#### SUPPLIED RECORDS
───
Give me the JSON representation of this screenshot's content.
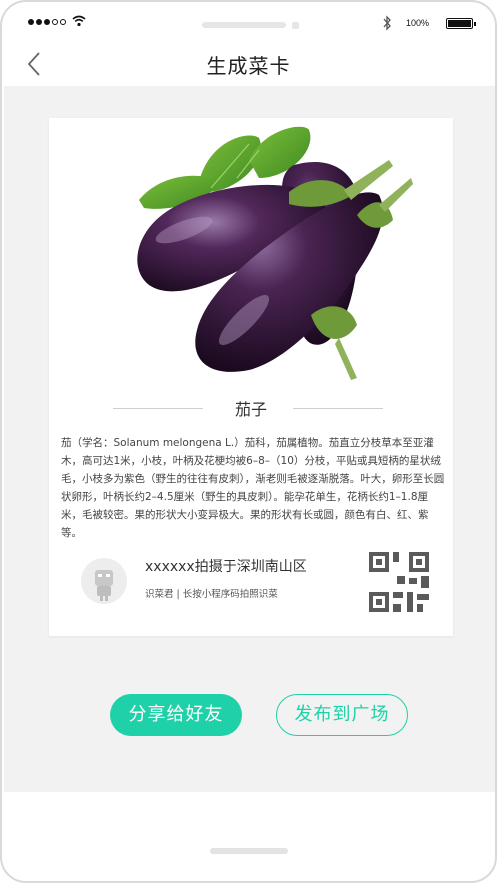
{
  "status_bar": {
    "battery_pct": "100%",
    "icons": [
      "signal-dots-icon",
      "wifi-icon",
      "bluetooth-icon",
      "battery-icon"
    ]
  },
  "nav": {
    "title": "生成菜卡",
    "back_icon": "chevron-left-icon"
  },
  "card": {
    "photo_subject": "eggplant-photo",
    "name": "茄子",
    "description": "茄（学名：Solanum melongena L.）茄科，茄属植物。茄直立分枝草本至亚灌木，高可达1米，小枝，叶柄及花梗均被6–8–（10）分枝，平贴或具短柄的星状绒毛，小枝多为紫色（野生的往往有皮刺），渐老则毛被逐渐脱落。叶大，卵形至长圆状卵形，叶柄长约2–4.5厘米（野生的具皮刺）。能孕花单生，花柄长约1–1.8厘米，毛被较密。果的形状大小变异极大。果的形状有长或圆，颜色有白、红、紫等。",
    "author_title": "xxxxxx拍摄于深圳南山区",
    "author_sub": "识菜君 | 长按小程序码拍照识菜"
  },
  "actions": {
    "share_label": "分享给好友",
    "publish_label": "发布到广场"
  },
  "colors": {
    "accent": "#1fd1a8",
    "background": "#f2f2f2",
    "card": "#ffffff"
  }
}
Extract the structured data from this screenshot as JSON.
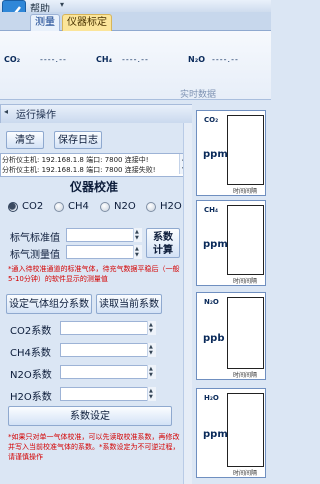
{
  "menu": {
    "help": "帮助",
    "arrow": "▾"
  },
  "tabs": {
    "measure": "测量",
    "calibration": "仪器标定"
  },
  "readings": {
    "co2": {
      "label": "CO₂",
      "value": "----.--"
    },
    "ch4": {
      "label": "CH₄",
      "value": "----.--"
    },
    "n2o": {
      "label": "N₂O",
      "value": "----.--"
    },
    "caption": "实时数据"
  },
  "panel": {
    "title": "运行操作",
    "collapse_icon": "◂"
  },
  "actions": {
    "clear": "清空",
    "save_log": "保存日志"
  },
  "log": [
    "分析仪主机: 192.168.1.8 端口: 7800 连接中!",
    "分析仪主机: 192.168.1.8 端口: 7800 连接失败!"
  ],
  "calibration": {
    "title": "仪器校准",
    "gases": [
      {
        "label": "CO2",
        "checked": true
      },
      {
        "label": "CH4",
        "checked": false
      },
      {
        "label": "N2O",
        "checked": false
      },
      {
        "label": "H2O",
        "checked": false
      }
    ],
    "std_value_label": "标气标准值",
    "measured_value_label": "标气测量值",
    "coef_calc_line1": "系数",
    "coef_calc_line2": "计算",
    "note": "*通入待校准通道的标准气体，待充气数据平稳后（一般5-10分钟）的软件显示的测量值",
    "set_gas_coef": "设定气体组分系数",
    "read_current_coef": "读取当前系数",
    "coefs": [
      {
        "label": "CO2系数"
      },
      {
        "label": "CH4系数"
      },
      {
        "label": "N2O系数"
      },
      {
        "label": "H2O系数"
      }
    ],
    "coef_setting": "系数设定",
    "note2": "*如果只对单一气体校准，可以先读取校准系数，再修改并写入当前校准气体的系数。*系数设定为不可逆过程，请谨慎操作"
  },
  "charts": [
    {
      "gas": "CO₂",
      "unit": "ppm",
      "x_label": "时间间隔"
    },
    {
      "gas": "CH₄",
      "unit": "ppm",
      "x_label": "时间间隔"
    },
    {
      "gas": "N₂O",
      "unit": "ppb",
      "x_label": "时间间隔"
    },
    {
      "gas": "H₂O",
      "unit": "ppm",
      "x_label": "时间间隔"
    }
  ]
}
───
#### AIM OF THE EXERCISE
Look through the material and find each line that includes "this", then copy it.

#### TASK ANSWER
Give me the JSON representation of this screenshot's content.
Extract the structured data from this screenshot as JSON.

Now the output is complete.